Dear Ms. Bialik,
I'm a busy mother, wife and writer, so I often skim past news pieces unless I see something that strikes me. I saw that you wrote an op-ed in the New York Times about being a feminist in light of recent events regarding Harvey Weinstein and the sexual assault and rape allegations.
I've been a fan of yours since Blossom. In fact, you helped me through my awkward stages. I was not popular. As I got older, my baby fat returned to parts of my body that were harder to hide. I took solace in seeing someone on television that reminded me of myself. You made me believe that being different was cool.
For that, I thank you.
I took the time out to read your piece.
Once to see what you had to say about the heinous situation coming to light in Hollywood at the moment. The second time was just to make sure I didn't misunderstand what I had just read.
I had not.
You said, "I grew up constantly being teased about my appearance, even from members of my family..." to which I can relate to on more levels than I care to admit. But that's not what I take issue with.
"And yet I have also experienced the upside of not being a 'perfect ten.' As a proud feminist with little desire to diet, get plastic surgery or hire a personal trainer, I have almost no personal experience with men asking me to meetings in their hotel rooms. Those of us in Hollywood who don’t represent an impossible standard of beauty have the “luxury” of being overlooked and, in many cases, ignored by men in power unless we can make them money."
Let's start with this: I, too, am not a perfect ten. I'm not even sure I'm a perfect anything.
I attempted an acting career in my late teens and early 20s in NYC. I was beyond thrilled when my "agent" requested a head shot and recommended a photographer. I schlepped downtown from Staten Island, the forgotten borough, to an industrial street with hardly any of the hustle and bustle NYC is known for. I made my way up to the umpteenth floor via elevator, my nerves overpowering my excitement.
When I received the photos back, I cried. Without consent, he photoshopped my face almost beyond recognition. My teeth were no longer my teeth. My nose was slightly adjusted. And the only version that was acceptable for use was the one in black and white; I can only assume the natural coloring of my pale white face was just not good enough.
My appearance didn't land me any roles of significance or send me on a path straight to Hollywood, but you know what did happen?
Despite the "luxury" you speak of...of being overlooked...I was sexually assaulted at my workplace.

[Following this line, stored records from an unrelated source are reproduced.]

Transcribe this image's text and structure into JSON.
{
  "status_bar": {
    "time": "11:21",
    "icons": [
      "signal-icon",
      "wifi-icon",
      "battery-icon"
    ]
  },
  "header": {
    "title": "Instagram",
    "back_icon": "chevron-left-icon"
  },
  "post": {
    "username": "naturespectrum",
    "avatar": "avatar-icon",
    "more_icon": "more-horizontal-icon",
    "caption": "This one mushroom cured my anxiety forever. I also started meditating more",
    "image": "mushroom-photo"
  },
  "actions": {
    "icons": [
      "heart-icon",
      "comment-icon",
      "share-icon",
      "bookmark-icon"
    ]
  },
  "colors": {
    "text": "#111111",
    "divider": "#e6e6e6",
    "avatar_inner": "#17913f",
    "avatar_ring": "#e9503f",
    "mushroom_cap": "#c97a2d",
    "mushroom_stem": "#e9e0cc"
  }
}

I wore tan slacks and a long blue polo shirt (the uniform required by the retail store) that covered my protruding belly, my wide hips, and large ass. I sat in the break room, minding my own business, when a co-worker walked in, picked me up, and dry humped me to my pleas of "No! Stop!" Some luxury, huh? Kind of makes your "I dress modestly, I don’t act flirtatiously with men as a policy" kind of irrelevant. Sorry about that!
But wait, there's more. This "luxury" also afforded me the experience of rape. Even though I was not part of the group of "young girls with doe eyes and pouty lips who spoke in a high register" (described by you in your op-ed), I was forced to have sex after telling my rapist NO multiple times. But he won, because he had a knife in the car and had more muscular power than me.

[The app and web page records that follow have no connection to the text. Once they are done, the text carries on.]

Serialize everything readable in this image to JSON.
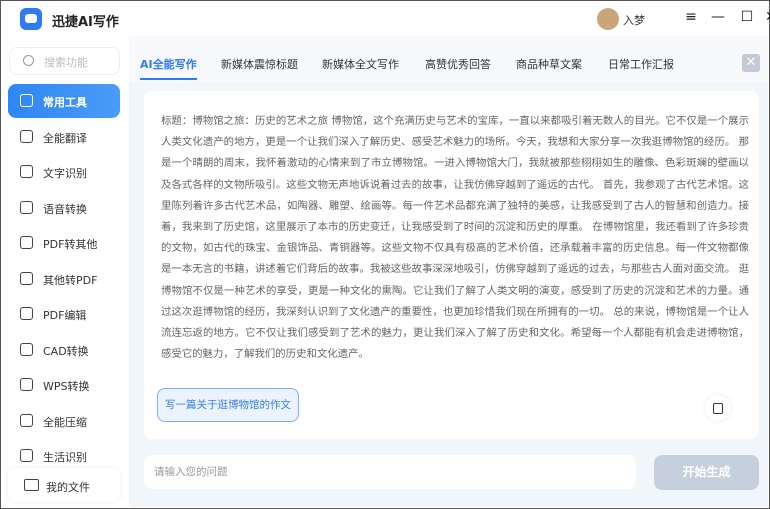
{
  "app": {
    "title": "迅捷AI写作",
    "user": "入梦"
  },
  "search": {
    "placeholder": "搜索功能"
  },
  "sidebar": {
    "items": [
      {
        "label": "常用工具",
        "icon": "toolbox-icon",
        "active": true
      },
      {
        "label": "全能翻译",
        "icon": "translate-icon"
      },
      {
        "label": "文字识别",
        "icon": "text-scan-icon"
      },
      {
        "label": "语音转换",
        "icon": "voice-icon"
      },
      {
        "label": "PDF转其他",
        "icon": "pdf-icon"
      },
      {
        "label": "其他转PDF",
        "icon": "to-pdf-icon"
      },
      {
        "label": "PDF编辑",
        "icon": "pdf-edit-icon"
      },
      {
        "label": "CAD转换",
        "icon": "cad-icon"
      },
      {
        "label": "WPS转换",
        "icon": "wps-icon"
      },
      {
        "label": "全能压缩",
        "icon": "compress-icon"
      },
      {
        "label": "生活识别",
        "icon": "scan-icon"
      }
    ],
    "my_files": "我的文件"
  },
  "tabs": [
    "AI全能写作",
    "新媒体震惊标题",
    "新媒体全文写作",
    "高赞优秀回答",
    "商品种草文案",
    "日常工作汇报"
  ],
  "essay": "标题：博物馆之旅：历史的艺术之旅 博物馆，这个充满历史与艺术的宝库，一直以来都吸引着无数人的目光。它不仅是一个展示人类文化遗产的地方，更是一个让我们深入了解历史、感受艺术魅力的场所。今天，我想和大家分享一次我逛博物馆的经历。 那是一个晴朗的周末，我怀着激动的心情来到了市立博物馆。一进入博物馆大门，我就被那些栩栩如生的雕像、色彩斑斓的壁画以及各式各样的文物所吸引。这些文物无声地诉说着过去的故事，让我仿佛穿越到了遥远的古代。 首先，我参观了古代艺术馆。这里陈列着许多古代艺术品，如陶器、雕塑、绘画等。每一件艺术品都充满了独特的美感，让我感受到了古人的智慧和创造力。接着，我来到了历史馆，这里展示了本市的历史变迁，让我感受到了时间的沉淀和历史的厚重。 在博物馆里，我还看到了许多珍贵的文物，如古代的珠宝、金银饰品、青铜器等。这些文物不仅具有极高的艺术价值，还承载着丰富的历史信息。每一件文物都像是一本无言的书籍，讲述着它们背后的故事。我被这些故事深深地吸引，仿佛穿越到了遥远的过去，与那些古人面对面交流。 逛博物馆不仅是一种艺术的享受，更是一种文化的熏陶。它让我们了解了人类文明的演变，感受到了历史的沉淀和艺术的力量。通过这次逛博物馆的经历，我深刻认识到了文化遗产的重要性，也更加珍惜我们现在所拥有的一切。 总的来说，博物馆是一个让人流连忘返的地方。它不仅让我们感受到了艺术的魅力，更让我们深入了解了历史和文化。希望每一个人都能有机会走进博物馆，感受它的魅力，了解我们的历史和文化遗产。",
  "prompt_chip": "写一篇关于逛博物馆的作文",
  "question": {
    "placeholder": "请输入您的问题",
    "value": ""
  },
  "generate_label": "开始生成",
  "colors": {
    "accent": "#2f7bf5",
    "disabled": "#c6d0dd",
    "background": "#f1f6fd"
  }
}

"In a perfect world, women should be free to act however they want. But our world isn’t perfect. Nothing — absolutely nothing — excuses men for assaulting or abusing women. But we can’t be naïve about the culture we live in."
This is where I take the most issue; it feels to me, as a survivor of such assaults, that there is an undercurrent of victim blaming.

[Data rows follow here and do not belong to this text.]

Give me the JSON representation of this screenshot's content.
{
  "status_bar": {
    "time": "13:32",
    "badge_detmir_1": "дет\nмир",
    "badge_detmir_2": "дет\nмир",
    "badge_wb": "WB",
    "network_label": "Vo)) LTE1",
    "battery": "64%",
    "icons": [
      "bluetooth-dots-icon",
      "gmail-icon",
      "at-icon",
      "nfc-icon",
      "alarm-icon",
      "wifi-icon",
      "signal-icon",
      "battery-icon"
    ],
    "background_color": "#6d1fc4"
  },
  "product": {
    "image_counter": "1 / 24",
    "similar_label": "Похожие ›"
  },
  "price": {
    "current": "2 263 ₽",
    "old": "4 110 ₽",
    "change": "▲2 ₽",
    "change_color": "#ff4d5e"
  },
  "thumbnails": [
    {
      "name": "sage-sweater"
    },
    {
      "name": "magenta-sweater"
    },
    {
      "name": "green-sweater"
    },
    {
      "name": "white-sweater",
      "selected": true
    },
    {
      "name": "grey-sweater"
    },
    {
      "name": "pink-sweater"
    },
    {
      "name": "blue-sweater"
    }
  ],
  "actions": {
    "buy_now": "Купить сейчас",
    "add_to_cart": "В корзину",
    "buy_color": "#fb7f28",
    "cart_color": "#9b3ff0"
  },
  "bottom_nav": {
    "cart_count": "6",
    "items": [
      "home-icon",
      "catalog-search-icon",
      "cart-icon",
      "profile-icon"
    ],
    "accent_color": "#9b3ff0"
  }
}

Are you saying the women who have come out publicly were, at one point, "naïve" to think that dressing in a way that made themselves feel confident was an automatic invite to nonconsensual sex or groping?
As I've said, I'm not in the Hollywood industry. But I've worked in other places where I was subjected to harassment that no one should be blamed for except the person actually DOING the harassing.
For you, a bona fide feminist who helped me grow into the woman I am today, to make such declarations, saddens me to my core.
You're a mother of two sons, as am I. I can only hope that the culture you wish to change begins with showing our children that a man or woman only has to say NO once. It's these children, yours and mine, who will make the world a better place than the one we live in now that allows this type of harassment and sexual assault to go on unchecked and where women — self-professed feminists like you — blame the victims who deserve nothing but support.
A Former Fan
This post originally appeared on YourTango and is reprinted here with permission.
Top photo: Blossom
Liza Walter is a mom, writer, and lover of all things cheese and Game of Thrones. She can be found on Twitter @NerdyLiza.